INNOVATIONS in safety and environmental management are key to business operations on Bass Strait, executive general manager of Toll Tasmania/Toll Shipping Steven Borg believes.

The company has talked up a $360m investment program including two new ships, which entered service in March this year, upgrades to terminals in Burnie and Melbourne, new technology to boost the terminal efficiency, redevelopment and expansion of key depots and a fleet upgrade and expansion program.

Mr Borg talked of a 20-year-horizon.


“Tasmania is seeing benefits now from the work we are undertaking to ensure that we are able to serve our customers now and continue to meet their needs into the future,” he said.

Toll is one of the shipping businesses that links hundreds of Tasmanian businesses with access to mainland Australia and beyond. It also plays an important role in bringing consumer goods from around Australia across the Bass Strait.

Toll’s two new ships, Tasmanian Achiever II and Victorian Reliance II have 700 TEU capacity, a 40% increase from Toll’s former ships in service for Bass Strait trade.

“The new ships are performing to expectations,” Mr Borg says. “We have maintained schedule, the ships are crossing Bass Strait in quicker time and are handling poor weather a lot easier than the ships previously in service could do.”

 “When the peak for shipping across Bass Strait hits later this year, we can offer a service that is free of the volume constraints that have impacted the industry in recent years.

“Importantly, this capacity for growth will be available for decades. The Australian economy, and in particular Tasmania, will be the real winner from the investments with greater certainty around the timely transport of goods, providing opportunity for producers and manufacturers to increase output.”

In March 2019 Toll introduced three A Double trucks to its fleet at Launceston. 

“This is a first for Tasmania and brings huge benefits to Toll, its customers and the community,” Mr Borg says.

“The trucks are cleaner, safer and have less impact on infrastructure than smaller vehicles.”

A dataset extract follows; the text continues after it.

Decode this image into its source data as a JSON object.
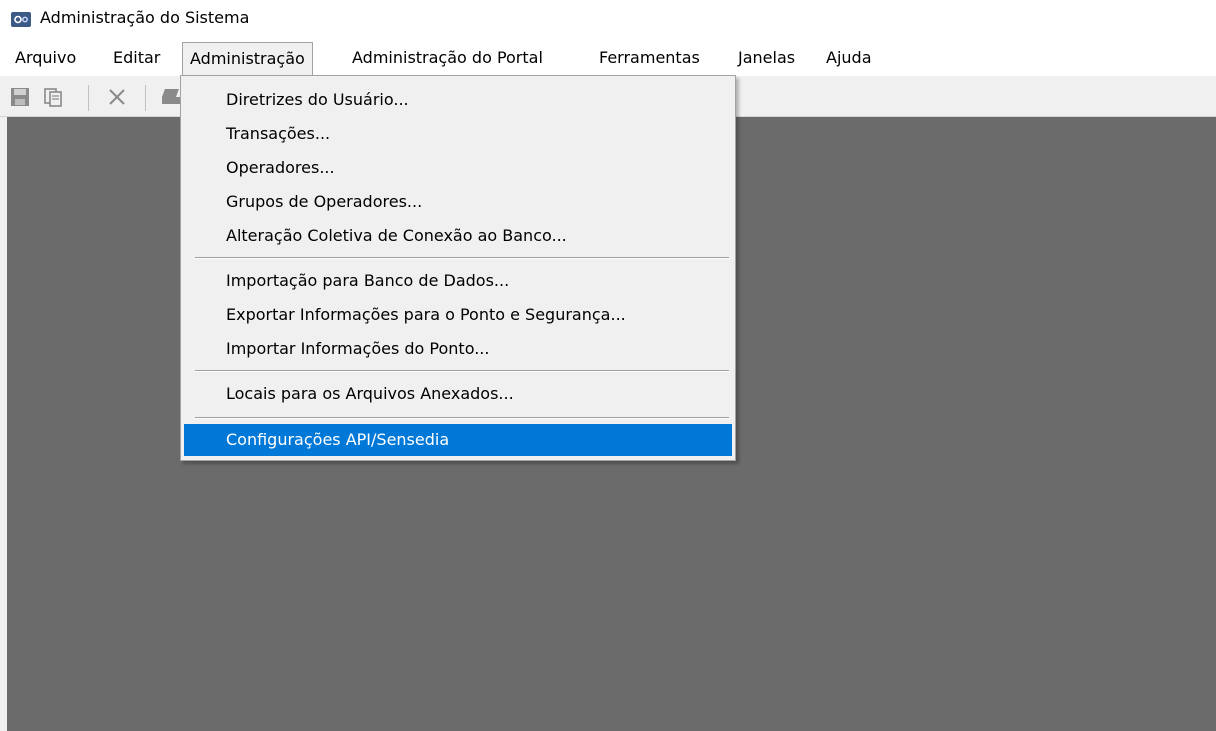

A Doubles have two 40 foot trailers. They can carry four containers, compared with three containers carried by B Doubles, as well as more weight. This results in an uplift in the volume of cargo moving between Launceston and the Burnie shipping terminal, with fewer trips and traffic on the road.

Toll estimates the three A Doubles running between Launceston and Burnie wharf will remove more than 550 truck movements from Tasmanian roads a year.

Toll also announced this year it will bring the first shore power connection to Tasmania as part of its terminal upgrades at Burnie. Tasmanian Achiever II and Victorian Reliance II were designed and built with capability to connect to shore power when the upgrades at both Burnie and Webb Dock terminals deliver the high voltage power required to connect to the grid.

According to Toll, in Burnie, the shore power connection will allow the ships to connect to Tasmania’s clean energy grid rather than rely on diesel generators while at port.

This has the potential to lower noise levels and reduce carbon emissions by 18 tonnes and fuel consumption by around six tonnes a day for each ship.

Tasmanian Achiever II and Victorian Reliance II are the largest ro-ro-off ships in Australian coastal shipping and are designed to meet the growth in volume moving across Bass Strait for the next two decades. They come with exhaust scrubbing systems aimed at meeting IMO requirements for reduced emissions.

Innovations in technology, crew safety and environmental management saw the design win the prestigious Shippax RoRo Technology award design award in March 2019.

For further analysis of the Tasmania market, please read the August print edition of Daily Cargo News.